The policy suggests providing universal broadband coverage at 50 mbps to every citizen and providing 1 gbps (gigabit per second) connectivity to all gram panchayats by 2020 and 10 gbps by 2022.
It proposes to adopt “Optimal Pricing of Spectrum” to ensure sustainable and affordable access to digital communications. High spectrum price and related charges have been main concern of telecom services segment which is reeling under a debt of around Rs 7.8 lakh crore.
The draft policy also proposes recognising of mid-band spectrum, particularly the 3 GHz to 24 GHz range, for next-generation networks.
It also outlined roadmap for high in demand backhaul spectrum for transmitting signals between mobile towers in E and V band as per international best practices.
“Promoting the effective utilisation of high capacity backhaul E-band (71-76/81-86 GHz) and V-band (57-64 MHz) spectrum in line with international best practices ..Rationalizing annual royalty charges for microwave links for backhaul connectivity,” the draft said.
To propel development of the country with use of next generation technology through investment, the policy proposes attracting “investments of $100 billion in the digital communications sector” by 2022 with help of regulatory reforms.
“The policy recognises the importance of continued improvement in the regulatory framework for attracting investments and ensuring fair competition, to serve the needs of Indian citizens. Given the sector’s capital-intensive nature, the policy aims to attract long-term, high quality and sustainable investments,” it said.

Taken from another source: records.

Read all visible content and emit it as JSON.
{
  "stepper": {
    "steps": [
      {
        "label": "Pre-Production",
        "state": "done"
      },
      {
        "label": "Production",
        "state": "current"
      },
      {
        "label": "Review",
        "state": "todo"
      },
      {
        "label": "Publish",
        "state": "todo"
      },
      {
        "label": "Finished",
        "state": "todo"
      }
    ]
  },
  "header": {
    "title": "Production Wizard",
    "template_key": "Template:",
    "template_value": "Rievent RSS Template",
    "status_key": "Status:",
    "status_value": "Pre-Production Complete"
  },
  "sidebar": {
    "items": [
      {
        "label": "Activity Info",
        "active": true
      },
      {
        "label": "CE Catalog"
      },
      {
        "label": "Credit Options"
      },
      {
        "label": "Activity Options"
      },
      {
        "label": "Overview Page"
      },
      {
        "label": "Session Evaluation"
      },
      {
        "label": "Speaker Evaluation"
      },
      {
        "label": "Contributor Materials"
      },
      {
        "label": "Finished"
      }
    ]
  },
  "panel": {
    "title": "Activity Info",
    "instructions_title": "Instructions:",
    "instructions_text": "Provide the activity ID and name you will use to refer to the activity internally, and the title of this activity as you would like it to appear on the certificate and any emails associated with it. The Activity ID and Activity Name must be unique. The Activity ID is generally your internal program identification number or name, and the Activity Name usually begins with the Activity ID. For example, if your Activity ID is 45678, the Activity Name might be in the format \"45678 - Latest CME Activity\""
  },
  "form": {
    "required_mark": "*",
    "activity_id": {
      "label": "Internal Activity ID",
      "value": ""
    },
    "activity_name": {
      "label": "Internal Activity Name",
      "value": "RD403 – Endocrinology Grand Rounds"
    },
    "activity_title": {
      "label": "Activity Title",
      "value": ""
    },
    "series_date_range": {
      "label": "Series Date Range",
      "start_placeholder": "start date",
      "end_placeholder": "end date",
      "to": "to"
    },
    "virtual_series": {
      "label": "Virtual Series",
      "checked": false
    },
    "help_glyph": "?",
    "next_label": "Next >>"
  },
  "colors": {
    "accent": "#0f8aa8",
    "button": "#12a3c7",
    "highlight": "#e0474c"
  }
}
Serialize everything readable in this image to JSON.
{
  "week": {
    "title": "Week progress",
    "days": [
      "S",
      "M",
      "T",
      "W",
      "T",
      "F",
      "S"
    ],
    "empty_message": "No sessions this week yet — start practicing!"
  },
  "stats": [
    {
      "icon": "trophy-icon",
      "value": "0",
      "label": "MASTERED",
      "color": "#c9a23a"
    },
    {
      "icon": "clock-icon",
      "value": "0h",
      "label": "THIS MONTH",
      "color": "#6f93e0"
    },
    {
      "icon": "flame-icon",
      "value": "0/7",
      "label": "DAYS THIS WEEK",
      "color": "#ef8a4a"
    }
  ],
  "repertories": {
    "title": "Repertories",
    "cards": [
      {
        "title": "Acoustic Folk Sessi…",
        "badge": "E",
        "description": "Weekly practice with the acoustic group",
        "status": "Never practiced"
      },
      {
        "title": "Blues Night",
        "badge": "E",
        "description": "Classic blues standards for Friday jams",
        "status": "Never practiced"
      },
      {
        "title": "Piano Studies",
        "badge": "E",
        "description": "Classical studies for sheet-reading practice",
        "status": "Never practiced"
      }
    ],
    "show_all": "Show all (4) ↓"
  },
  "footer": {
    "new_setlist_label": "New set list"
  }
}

Additionally, the policy promises to remove regulatory barriers and reduce the regulatory burden that hampers investments, innovation and consumer interest.
The draft policy also proposed to rationalise taxes and levies on digital communications equipment, infrastructure and services.
To build high speed broadband networks, the government proposes to launch National Broadband Mission with provisions to facilitate massive optical fibre rollout across the country.
The draft proposes to make “requirement for telecom installations and the associated cabling and in-building solutions mandatory in all commercial, residential and office spaces by amending National Building Code of India (NBC), through Bureau of Indian Standards (BIS)”.
Besides, spectrum and fibre-based infrastructure, the draft proposes to revise satellite communication policy to deliver affordable connectivity across the country through it.
The draft proposes to promote use of products with intellectual property rights registered in India.
“Preferring domestic products and services with domestically-owned IPR in the procurement by government agencies, especially for the procurement of security related products,” the draft said.